After You Graduate
Congratulations! You made it!
Now that you have graduated, your federal student loan goes into repayment. However, for most Federal Loans, you have a six-month grace period before you are required to start making regular payments. Completing Exit Counseling is the first step to understanding how to repay your loans, how to avoid default, and who can help you through the process.
If you borrowed federal student loans, you must complete exit counseling when you leave school or drop below half-time enrollment. The purpose of exit counseling is to ensure you understand your student loan obligations and are prepared for repayment.
You’ll learn about what your federal student loan payments will look like after school. We’ll recommend a repayment strategy that best suits your future plans and goals.
Preparing for Repayment
Each student is assigned a loan servicer, which is a company that handles the billing and other services on your federal student loan on our behalf.
When your loan enters repayment, your servicer will automatically place you on the Standard Repayment Plan. You can request a different repayment plan at any time. Your loan servicer will work with you on repayment options and will assist you with other tasks related to your federal student loans.
Contact your loan servicer if you would like to discuss repayment plan options or change your repayment plan. You can get information about all of the federal student loans you have received and find the loan servicer for your loans by logging in to studentaid.gov.
Debt Management and Default
If you’ve missed a payment or are having trouble making payments, immediately contact your loan servicer and discuss options for your loan to avoid defaulting on your loan.
Deferment and Forbearance
If you’re in a short-term financial bind, you may qualify for a deferment or a forbearance. With either of these options, you can temporarily suspend your payments.
Both forbearance and deferment will allow you to temporarily postpone or reduce your federal student loan payments. The main difference is if you are in deferment, no interest will accrue to your loan balance. If you are in forbearance, interest WILL accrue on your loan balance.
Contact your loan servicer if you are interested in temporarily postponing your federal loan payments.
It’s important to pay the amount shown on your bill—and to pay by the due date. The first day after you miss a student loan payment, your loan becomes past due, or delinquent. Your loan account remains delinquent until you repay the past due amount or make other arrangements, such as deferment or forbearance, or changing repayment plans.
If you are delinquent on your student loan payment for 90 days or more, your loan servicer will report the delinquency to the three major national credit bureaus.
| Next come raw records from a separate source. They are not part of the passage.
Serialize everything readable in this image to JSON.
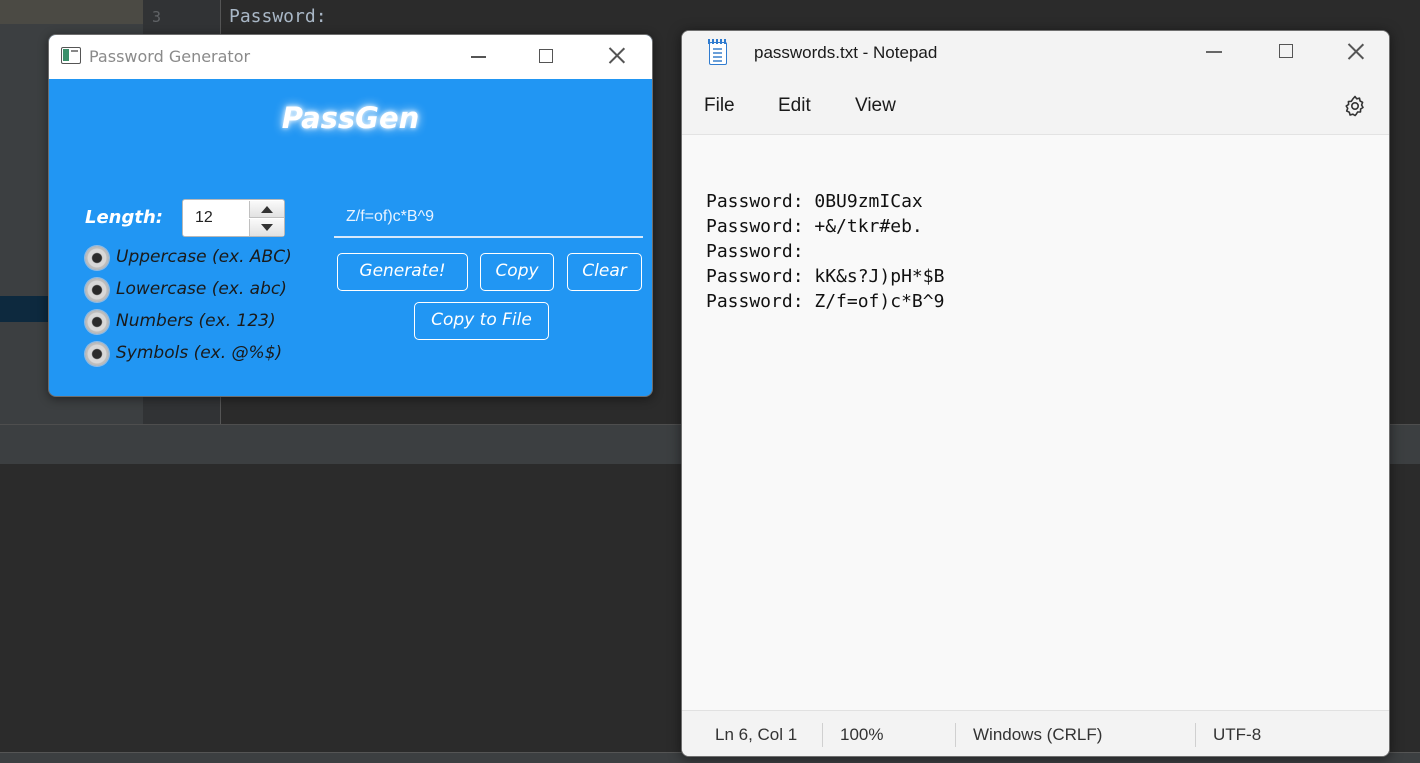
{
  "ide": {
    "line_number": "3",
    "code_line": "Password:"
  },
  "generator": {
    "window_title": "Password Generator",
    "brand": "PassGen",
    "length_label": "Length:",
    "length_value": "12",
    "options": [
      {
        "label": "Uppercase (ex. ABC)",
        "selected": true
      },
      {
        "label": "Lowercase (ex. abc)",
        "selected": true
      },
      {
        "label": "Numbers (ex. 123)",
        "selected": true
      },
      {
        "label": "Symbols (ex. @%$)",
        "selected": true
      }
    ],
    "password_output": "Z/f=of)c*B^9",
    "buttons": {
      "generate": "Generate!",
      "copy": "Copy",
      "clear": "Clear",
      "copy_to_file": "Copy to File"
    },
    "colors": {
      "background": "#2196f3",
      "text": "#ffffff"
    }
  },
  "notepad": {
    "window_title": "passwords.txt - Notepad",
    "menu": [
      "File",
      "Edit",
      "View"
    ],
    "lines": [
      "Password: 0BU9zmICax",
      "Password: +&/tkr#eb.",
      "Password:",
      "Password: kK&s?J)pH*$B",
      "Password: Z/f=of)c*B^9"
    ],
    "status": {
      "position": "Ln 6, Col 1",
      "zoom": "100%",
      "line_ending": "Windows (CRLF)",
      "encoding": "UTF-8"
    }
  }
}
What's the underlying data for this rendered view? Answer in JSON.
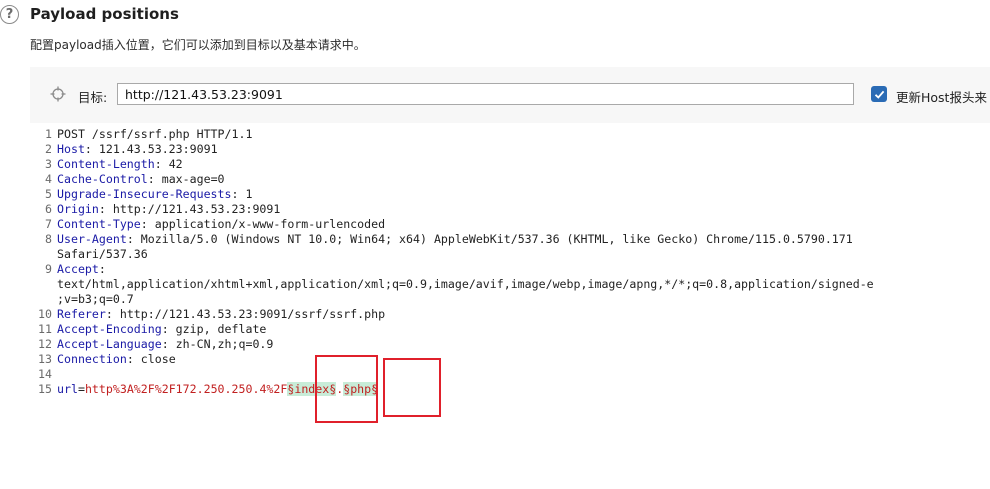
{
  "header": {
    "help_icon": "question-mark-icon",
    "title": "Payload positions",
    "description": "配置payload插入位置，它们可以添加到目标以及基本请求中。"
  },
  "target": {
    "icon": "crosshair-icon",
    "label": "目标:",
    "value": "http://121.43.53.23:9091",
    "checkbox_checked": true,
    "checkbox_label": "更新Host报头来"
  },
  "colors": {
    "accent": "#2a6bb5",
    "header_name": "#1a1aa6",
    "param_value": "#c11f1f",
    "marker_bg": "#c8ecd8",
    "annotation_red": "#e0202b"
  },
  "request": {
    "lines": [
      {
        "n": "1",
        "text": "POST /ssrf/ssrf.php HTTP/1.1"
      },
      {
        "n": "2",
        "key": "Host",
        "value": " 121.43.53.23:9091"
      },
      {
        "n": "3",
        "key": "Content-Length",
        "value": " 42"
      },
      {
        "n": "4",
        "key": "Cache-Control",
        "value": " max-age=0"
      },
      {
        "n": "5",
        "key": "Upgrade-Insecure-Requests",
        "value": " 1"
      },
      {
        "n": "6",
        "key": "Origin",
        "value": " http://121.43.53.23:9091"
      },
      {
        "n": "7",
        "key": "Content-Type",
        "value": " application/x-www-form-urlencoded"
      },
      {
        "n": "8",
        "key": "User-Agent",
        "value": " Mozilla/5.0 (Windows NT 10.0; Win64; x64) AppleWebKit/537.36 (KHTML, like Gecko) Chrome/115.0.5790.171"
      },
      {
        "n": "",
        "text": "Safari/537.36"
      },
      {
        "n": "9",
        "key": "Accept",
        "value": ""
      },
      {
        "n": "",
        "text": "text/html,application/xhtml+xml,application/xml;q=0.9,image/avif,image/webp,image/apng,*/*;q=0.8,application/signed-e"
      },
      {
        "n": "",
        "text": ";v=b3;q=0.7"
      },
      {
        "n": "10",
        "key": "Referer",
        "value": " http://121.43.53.23:9091/ssrf/ssrf.php"
      },
      {
        "n": "11",
        "key": "Accept-Encoding",
        "value": " gzip, deflate"
      },
      {
        "n": "12",
        "key": "Accept-Language",
        "value": " zh-CN,zh;q=0.9"
      },
      {
        "n": "13",
        "key": "Connection",
        "value": " close"
      },
      {
        "n": "14",
        "text": ""
      },
      {
        "n": "15",
        "body": true
      }
    ],
    "body": {
      "param": "url",
      "equals": "=",
      "prefix": "http%3A%2F%2F172.250.250.4%2F",
      "marker1": "§index§",
      "dot": ".",
      "marker2": "§php§"
    }
  }
}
If your loan continues to be delinquent, the loan may go into default. The point when a loan is considered to be in default varies depending on the type of loan you received. The consequences of defaulting can not only impact your ability to borrow but can impact your finances as well.
If You Are Delinquent or In Default, Your Loan Servicer Can Help!
Make an Appointment
Would you like a personalized exit counseling session to go over repayment for your federal loans? Schedule an appointment with our Financial Wellness Advisor!